Nothing in the submissions made by the respondent appear to relate to, or even mention its product. There is nothing before the Directorate to show that the respondent’s product contains all the necessary components, or that these ingredients / components are present at the correct dose to ensure efficacy.
The efficacy claims made for the product are therefore currently unsubstantiated in terms of Clause 4.1 of Section II of the Code.
The respondent further acknowledged that the claim “I might conclude by telling you that at a recent ultra-sound performed on me after a general check-up, the specialist while performing the ultra-sound asked if I ate no fats at all as I had no fatty deposits in the liver. I have been taking the two products prophylactically for some years” could be regarded as hearsay, and that it would be willing to remove this if the Directorate so desired.
Clause 10.7 of Section II stipulates that advertisers should be in possession of signed and dated copies of testimonials used. no such copy was presented to the Directorate. Similarly, given that the claims to be able to alleviate or prevent cholesterol-related problems have not been substantiated, there is nothing before the Directorate to show that this claim is true or accurately supported by evidence relating specifically to the use of this product and nothing else.
Accordingly, the respondent is instructed to:
Withdraw the advertising material and relevant claims in its current format.
Action the process of withdrawing this material with immediate effect,
Complete the process of withdrawing the material within the deadlines stipulated in Clause 15.3 of the Procedural Guide, and

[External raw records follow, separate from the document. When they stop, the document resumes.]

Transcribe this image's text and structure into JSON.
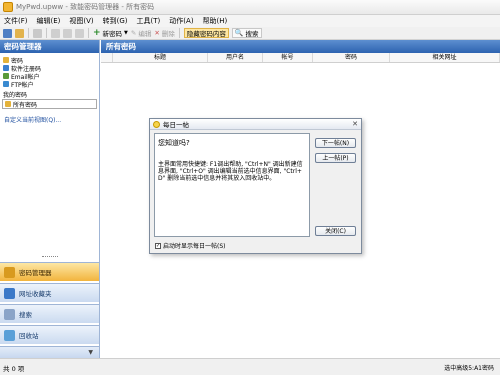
{
  "window": {
    "title": "MyPwd.upww - 致能密码管理器 - 所有密码"
  },
  "menu": [
    "文件(F)",
    "编辑(E)",
    "视图(V)",
    "转到(G)",
    "工具(T)",
    "动作(A)",
    "帮助(H)"
  ],
  "toolbar": {
    "new_password": "新密码",
    "edit": "编辑",
    "delete": "删除",
    "hide_password": "隐藏密码内容",
    "search": "搜索"
  },
  "sidebar": {
    "header": "密码管理器",
    "tree": [
      "密码",
      "软件注册码",
      "Email帐户",
      "FTP帐户"
    ],
    "my_passwords": "我的密码",
    "all_passwords": "所有密码",
    "custom_query": "自定义当前视图(Q)...",
    "nav": [
      "密码管理器",
      "网址收藏夹",
      "搜索",
      "回收站"
    ]
  },
  "main": {
    "header": "所有密码",
    "columns": [
      "标题",
      "用户名",
      "帐号",
      "密码",
      "相关网址"
    ]
  },
  "dialog": {
    "title": "每日一帖",
    "heading": "您知道吗?",
    "text": "主界面常用快捷键: F1调出帮助, \"Ctrl+N\" 调出新建信息界面, \"Ctrl+O\" 调出编辑当前选中信息界面, \"Ctrl+D\" 删除当前选中信息并将其放入回收站中。",
    "next_tip": "下一帖(N)",
    "prev_tip": "上一帖(P)",
    "close": "关闭(C)",
    "show_on_startup": "启动时显示每日一帖(S)",
    "show_on_startup_checked": true
  },
  "status": {
    "left": "共 0 项",
    "right": "选中高级5:A1密码"
  }
}
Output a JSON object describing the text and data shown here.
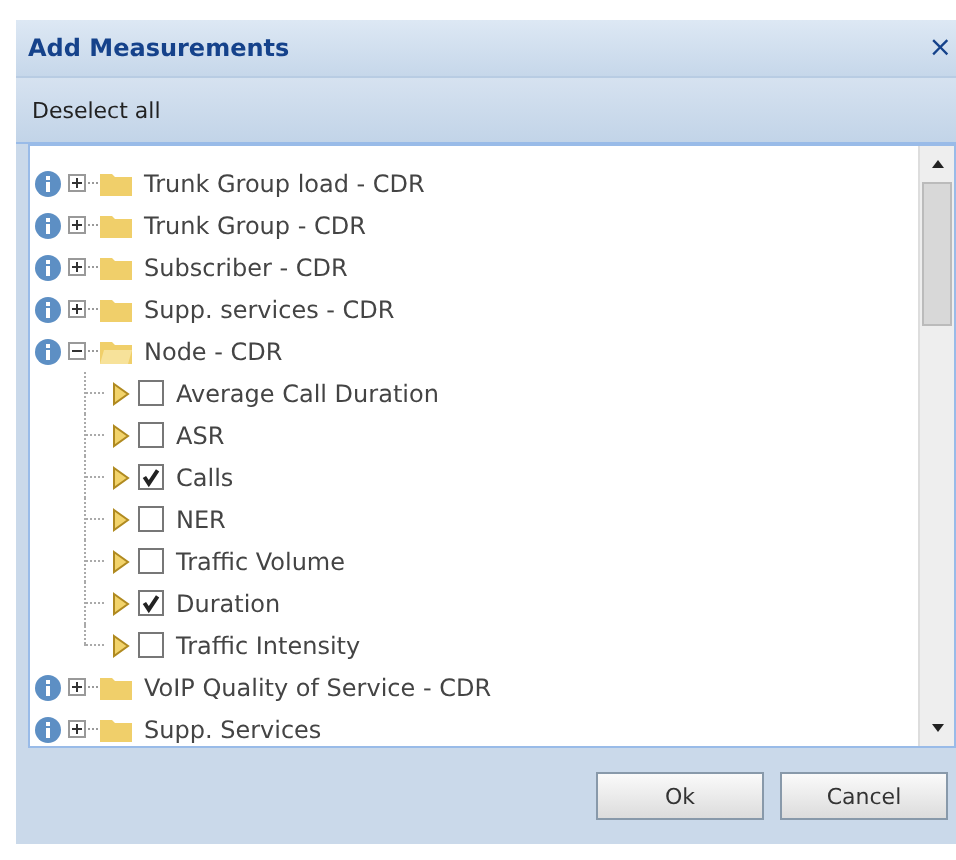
{
  "dialog": {
    "title": "Add Measurements",
    "close": "×"
  },
  "toolbar": {
    "button": "Deselect all"
  },
  "tree": [
    {
      "kind": "folder",
      "label": "Trunk Group load - CDR",
      "expanded": false
    },
    {
      "kind": "folder",
      "label": "Trunk Group - CDR",
      "expanded": false
    },
    {
      "kind": "folder",
      "label": "Subscriber - CDR",
      "expanded": false
    },
    {
      "kind": "folder",
      "label": "Supp. services - CDR",
      "expanded": false
    },
    {
      "kind": "folder",
      "label": "Node - CDR",
      "expanded": true,
      "children": [
        {
          "kind": "measure",
          "label": "Average Call Duration",
          "checked": false
        },
        {
          "kind": "measure",
          "label": "ASR",
          "checked": false
        },
        {
          "kind": "measure",
          "label": "Calls",
          "checked": true
        },
        {
          "kind": "measure",
          "label": "NER",
          "checked": false
        },
        {
          "kind": "measure",
          "label": "Traffic Volume",
          "checked": false
        },
        {
          "kind": "measure",
          "label": "Duration",
          "checked": true
        },
        {
          "kind": "measure",
          "label": "Traffic Intensity",
          "checked": false
        }
      ]
    },
    {
      "kind": "folder",
      "label": "VoIP Quality of Service - CDR",
      "expanded": false
    },
    {
      "kind": "folder",
      "label": "Supp. Services",
      "expanded": false
    }
  ],
  "buttons": [
    "Ok",
    "Cancel"
  ]
}
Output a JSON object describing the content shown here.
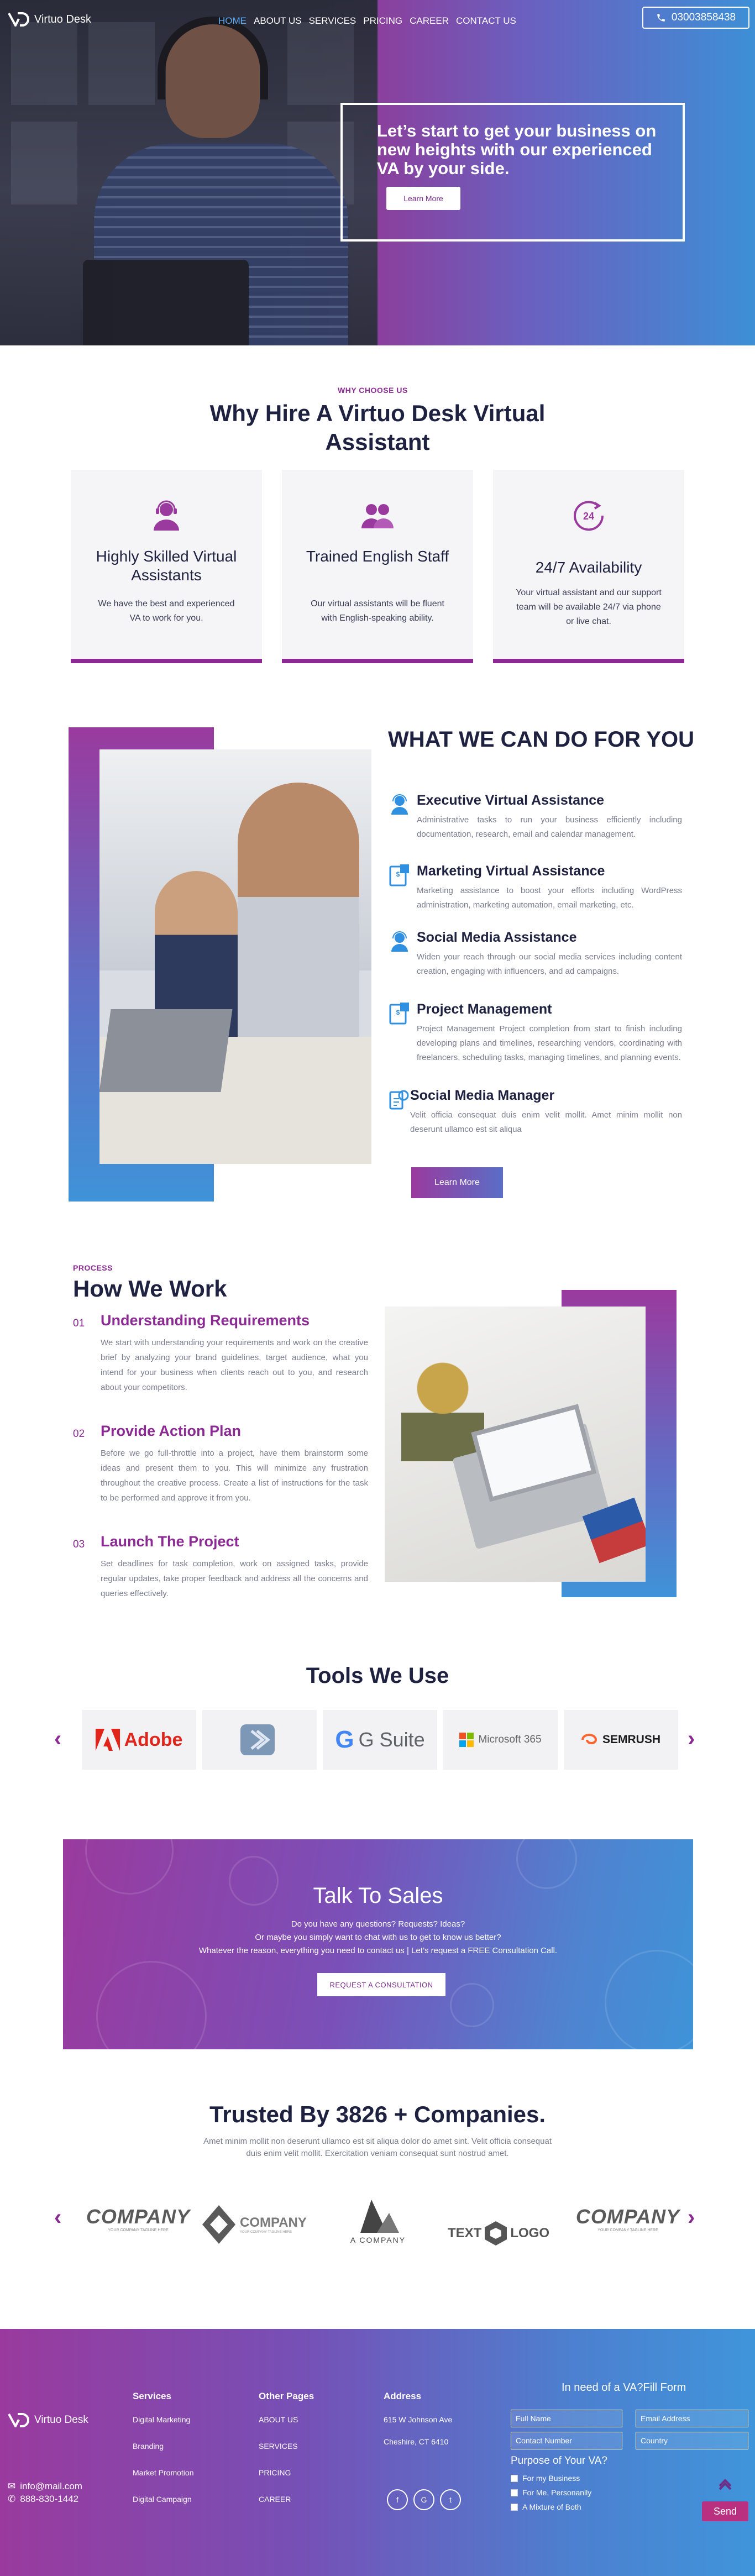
{
  "header": {
    "brand": "Virtuo Desk",
    "nav": [
      "HOME",
      "ABOUT US",
      "SERVICES",
      "PRICING",
      "CAREER",
      "CONTACT US"
    ],
    "phone": "03003858438"
  },
  "hero": {
    "headline": "Let’s start to get your business on new heights with our experienced VA by your side.",
    "cta": "Learn More"
  },
  "why": {
    "eyebrow": "WHY CHOOSE US",
    "title": "Why Hire A Virtuo Desk Virtual Assistant",
    "cards": [
      {
        "icon": "support-agent-icon",
        "title": "Highly Skilled Virtual Assistants",
        "text": "We have the best and experienced VA to work for you."
      },
      {
        "icon": "people-icon",
        "title": "Trained English Staff",
        "text": "Our virtual assistants will be fluent with English-speaking ability."
      },
      {
        "icon": "24-hours-icon",
        "title": "24/7 Availability",
        "text": "Your virtual assistant and our support team will be available 24/7 via phone or live chat."
      }
    ]
  },
  "services": {
    "title": "WHAT WE CAN DO FOR YOU",
    "items": [
      {
        "icon": "executive-icon",
        "title": "Executive Virtual Assistance",
        "text": "Administrative tasks to run your business efficiently including documentation, research, email and calendar management."
      },
      {
        "icon": "marketing-icon",
        "title": "Marketing Virtual Assistance",
        "text": "Marketing assistance to boost your efforts including WordPress administration, marketing automation, email marketing, etc."
      },
      {
        "icon": "social-icon",
        "title": "Social Media Assistance",
        "text": "Widen your reach through our social media services including content creation, engaging with influencers, and ad campaigns."
      },
      {
        "icon": "project-icon",
        "title": "Project Management",
        "text": "Project Management Project completion from start to finish including developing plans and timelines, researching vendors, coordinating with freelancers, scheduling tasks, managing timelines, and planning events."
      },
      {
        "icon": "manager-icon",
        "title": "Social Media Manager",
        "text": "Velit officia consequat duis enim velit mollit. Amet minim mollit non deserunt ullamco est sit aliqua"
      }
    ],
    "cta": "Learn More"
  },
  "process": {
    "eyebrow": "PROCESS",
    "title": "How We Work",
    "steps": [
      {
        "num": "01",
        "title": "Understanding Requirements",
        "text": "We start with understanding your requirements and work on the creative brief by analyzing your brand guidelines, target audience, what you intend for your business when clients reach out to you, and research about your competitors."
      },
      {
        "num": "02",
        "title": "Provide Action Plan",
        "text": "Before we go full-throttle into a project, have them brainstorm some ideas and present them to you. This will minimize any frustration throughout the creative process. Create a list of instructions for the task to be performed and approve it from you."
      },
      {
        "num": "03",
        "title": "Launch The Project",
        "text": "Set deadlines for task completion, work on assigned tasks, provide regular updates, take proper feedback and address all the concerns and queries effectively."
      }
    ]
  },
  "tools": {
    "title": "Tools We Use",
    "items": [
      "Adobe",
      "",
      "G Suite",
      "Microsoft 365",
      "SEMRUSH"
    ],
    "prev": "‹",
    "next": "›"
  },
  "sales": {
    "title": "Talk To Sales",
    "lines": [
      "Do you have any questions? Requests? Ideas?",
      "Or maybe you simply want to chat with us to get to know us better?",
      "Whatever the reason, everything you need to contact us | Let’s request a FREE Consultation Call."
    ],
    "cta": "REQUEST A CONSULTATION"
  },
  "trusted": {
    "title": "Trusted By 3826 + Companies.",
    "subtitle": "Amet minim mollit non deserunt ullamco est sit aliqua dolor do amet sint. Velit officia consequat duis enim velit mollit. Exercitation veniam consequat sunt nostrud amet.",
    "logos": [
      {
        "name": "COMPANY",
        "tag": "YOUR COMPANY TAGLINE HERE"
      },
      {
        "name": "COMPANY",
        "tag": "YOUR COMPANY TAGLINE HERE"
      },
      {
        "name": "A COMPANY",
        "tag": ""
      },
      {
        "name": "TEXT",
        "name2": "LOGO"
      },
      {
        "name": "COMPANY",
        "tag": "YOUR COMPANY TAGLINE HERE"
      }
    ],
    "prev": "‹",
    "next": "›"
  },
  "footer": {
    "brand": "Virtuo Desk",
    "email": "info@mail.com",
    "phone": "888-830-1442",
    "services_title": "Services",
    "services": [
      "Digital Marketing",
      "Branding",
      "Market Promotion",
      "Digital Campaign"
    ],
    "other_title": "Other Pages",
    "other": [
      "ABOUT US",
      "SERVICES",
      "PRICING",
      "CAREER"
    ],
    "address_title": "Address",
    "address_line1": "615 W Johnson Ave",
    "address_line2": "Cheshire, CT 6410",
    "form_title": "In need of a VA?Fill Form",
    "fields": [
      "Full Name",
      "Email Address",
      "Contact Number",
      "Country"
    ],
    "purpose_title": "Purpose of Your VA?",
    "options": [
      "For my Business",
      "For Me, Personanlly",
      "A Mixture of Both"
    ],
    "send": "Send"
  },
  "colors": {
    "primary": "#8a2a92",
    "accent": "#3f93d8",
    "heading": "#1e2140"
  }
}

Ensure that the material is not used again in its current format.
The complaint is upheld.